  1. What’s the best thing about working for this organisation?

Your interviewer will most likely have worked for the organisation for several years and being in a position of authority, will have a good insight into the culture. How they answer will show you what they value most. You can then decide if you share similar values and whether you are a good cultural fit.

  1. What’s the next step in your recruitment process?

If you are genuinely interested in the role, you’ll want to know the timescale that the employer is working to: when can you expect feedback, how many interview stages are they planning to hold and when are they likely to make a decision? This both demonstrates enthusiasm and prepares you for their interview process.

It’s also worth asking how many people they are seeing at each stage, so you can judge your level of competition.
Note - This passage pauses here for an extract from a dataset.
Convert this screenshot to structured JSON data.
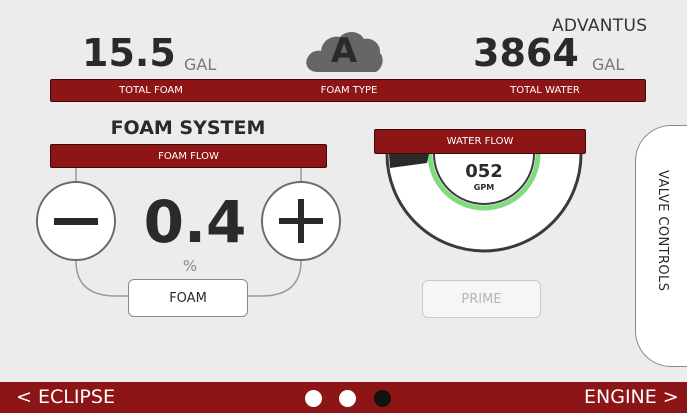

  1. Do you have any concerns about my ability?

This is a tough question to ask and you need to be brave, as it’s essentially asking for negative comments. However, it’s a great chance to demonstrate that you are not afraid of critical feedback, and in fact welcome it as a chance to improve your performance. Interviewers like to know that a potential employee is willing to learn and improve.

It’s also a chance to address any potential weaknesses in your experience or skills and clear up any miscommunications that may have occurred in the interview. You should have a good idea of any areas of concern before the interview, so make sure you have an answer ready for any comments the interviewer makes. Using this tactic to turn negatives into positives is a great way to end your interview on a high note.

Don’t ask these questions!

  1. What is the salary for this role?

Charities are rarely looking for employees that are primarily motivated by money. You’ll most likely have an idea of the offered salary range before an interview, but leave any specific questions around renumeration until a much later stage (unless the interviewer brings it up) or you’ll appear too money-orientated instead of being passionate about the role for its own sake. Similarly, don’t bring up benefits or holiday allowance.

  1. What is the goal of your organisation?

Don’t ask any questions that you could easily find the answers to on Google. It suggests that you haven’t done your research and that you aren’t really interested in the role.

  1. What are my working hours?

Many people are attracted to the third sector by its plentiful opportunities for flexible working. The hours you work may be important to you but again, it’s best to leave this until a later time to discuss. Focussing on working hours too early suggests you are a clock watcher and may not be willing to be flexible in the role. The exception would be if flexible working was specifically mentioned in the job description and you wanted to clarify what this meant.

  1. When will I get promoted?

This question is really jumping the gun; you haven’t even been offered the job yet and you’re already talking about promotion! It suggests to the interviewer that you aren’t really interested in the vacancy offered, but only in its potential as a stepping stone. If you want to sound ambitious and focussed on your long-term career, try asking “What would I need to achieve in this role in order to be considered for promotion in the future?”

For further interview advice see our blog posts here

If you meed any further interview advice, please contact your TPP consultant.